Dermatological Health

Love Your Skin at Any Age


By Mimi Greenwood Knight

Your skin is pretty amazing. As your body’s largest organ, it can regulate your internal temperature, prevent dehydration, and keep harmful microbes out. Yet this incredible armor can benefit from a little TLC. Whatever your age, the best thing you can do for your skin is wear sunscreen. (You saw that coming, right?) Choose products with a broad-spectrum sun protection factor (SPF) of 30 or more to protect your skin from the sun’s UVA and UVB rays, and reapply often to avoid sun damage, skin aging, and skin cancer.

The American Academy of Dermatology Associates offers other advice for each decade of life.

20s – Your body’s happily churning out elastin and collagen, giving you fresh, firm, tight-looking skin. Still, eating healthy and exercising is vital for building lifelong skin-healthy habits. Begin using hydrating skincare products. Vitamin C serum can help offset skin damage caused by free radicals and UV rays. And it’s not too early to begin annual skin checks with a dermatologist, especially if you have a family history of skin cancer or have had considerable sun exposure.

30s – Natural hydration and skin regeneration begin to slow. Start using retinol products to boost collagen, and plump skin, reduce fine lines and wrinkles and improve skin tone while reducing mottled patches. It’s not too early to consider cosmetic treatments such as peels, BOTOX, or other injectables to reduce the appearance of fine lines and wrinkles. Wash your face twice daily with warm water and a mild cleanser (not soap).

40s – You’re probably starting to see more signs of aging. Start adding an eye cream into your skincare routine and using an overnight cream to ease the aging that shows on your skin. Exfoliation is essential for natural cell turnover and, of course, avoid stress, sun exposure, and second-hand smoke and keep getting those annual skin checks.

50s – Your skin can become noticeably drier as hormone levels plummet further during the stages of menopause. Exfoliating is crucial to help skin shed dead cells and optimize the hydrating effects of anti-aging skincare products and services. Keep up the good work and be sure to eat plenty of colorful fruits and vegetables, lean proteins, and healthy fats, and drink plenty of water.

60s and Beyond – Bump moisturizing up to twice a day and continue using a serum to help hydrate your skin and even out skin tones. Annual skin check-ups are even more important now since skin cancer is highly treatable when caught early. Consult your dermatologist for other advice on keeping your skin healthy and looking great.

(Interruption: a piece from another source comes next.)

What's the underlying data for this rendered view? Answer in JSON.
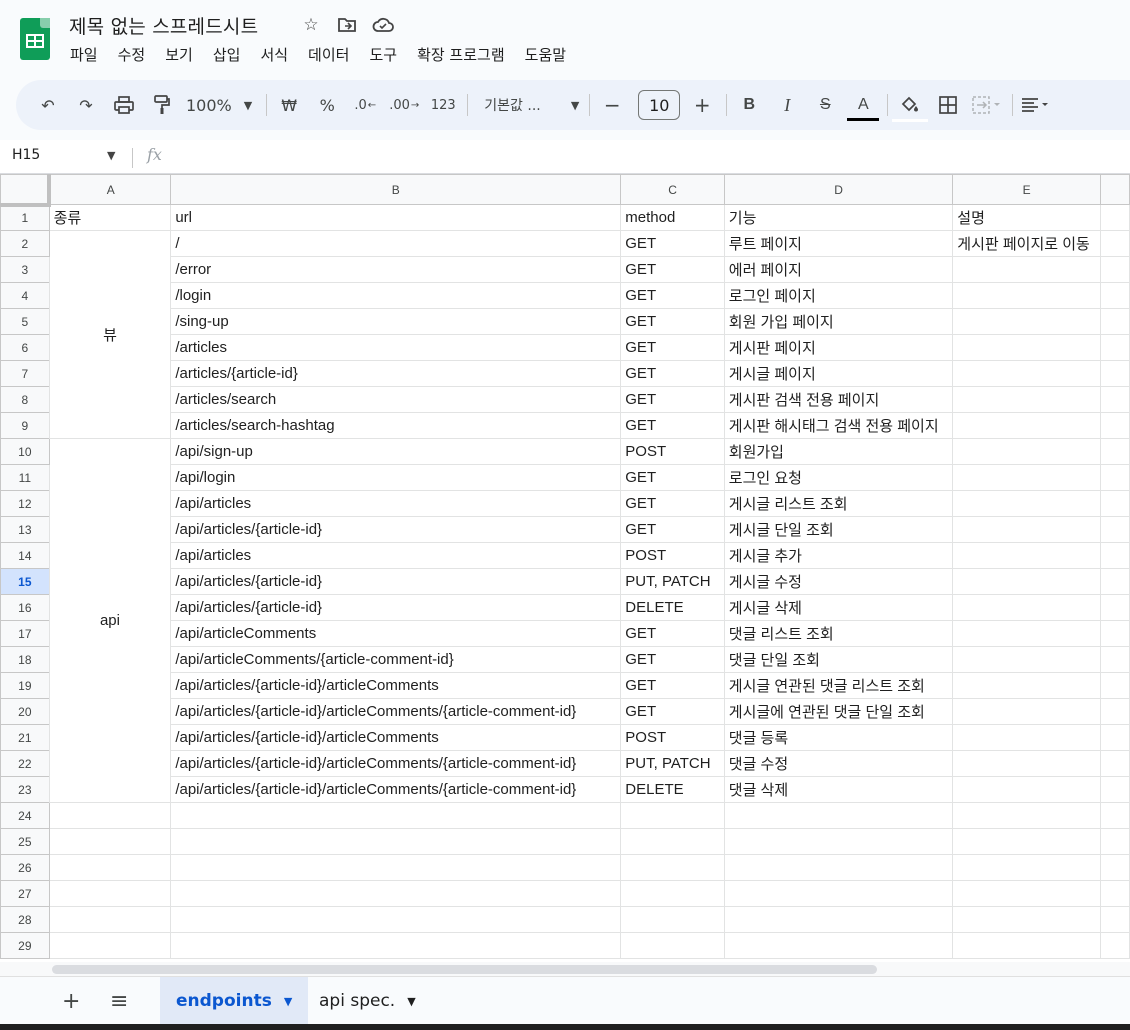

  • Your skin makes up about 15% of your body weight.
  • The average adult has nearly 21 square feet of skin containing over 11 miles of blood vessels.
  • Adult-onset acne is more prevalent in women than men and is more likely to appear along the jawline, which suggests a hormonal imbalance.

You May Also Like

Breast Cancer

  By Annette Brooks You’ve heard that one out of every eight women in ...

Holistic Mental Health

By Annette Brooks Women are different than men when it comes to mental health, ...


By Annette Brooks Menopause is no picnic for most women. The transition to post-menopause can ...

Non-Surgical Aesthetics

By Mimi Greenwood Knight According to the American Association of Aesthetic Medicine and Surgery (AAAMS), ...

Hair Loss

By Mimi Greenwood Knight You see it in the mirror. The part in your ...


By Pete Alfano The landscape continues to change for women in the U.S. More ...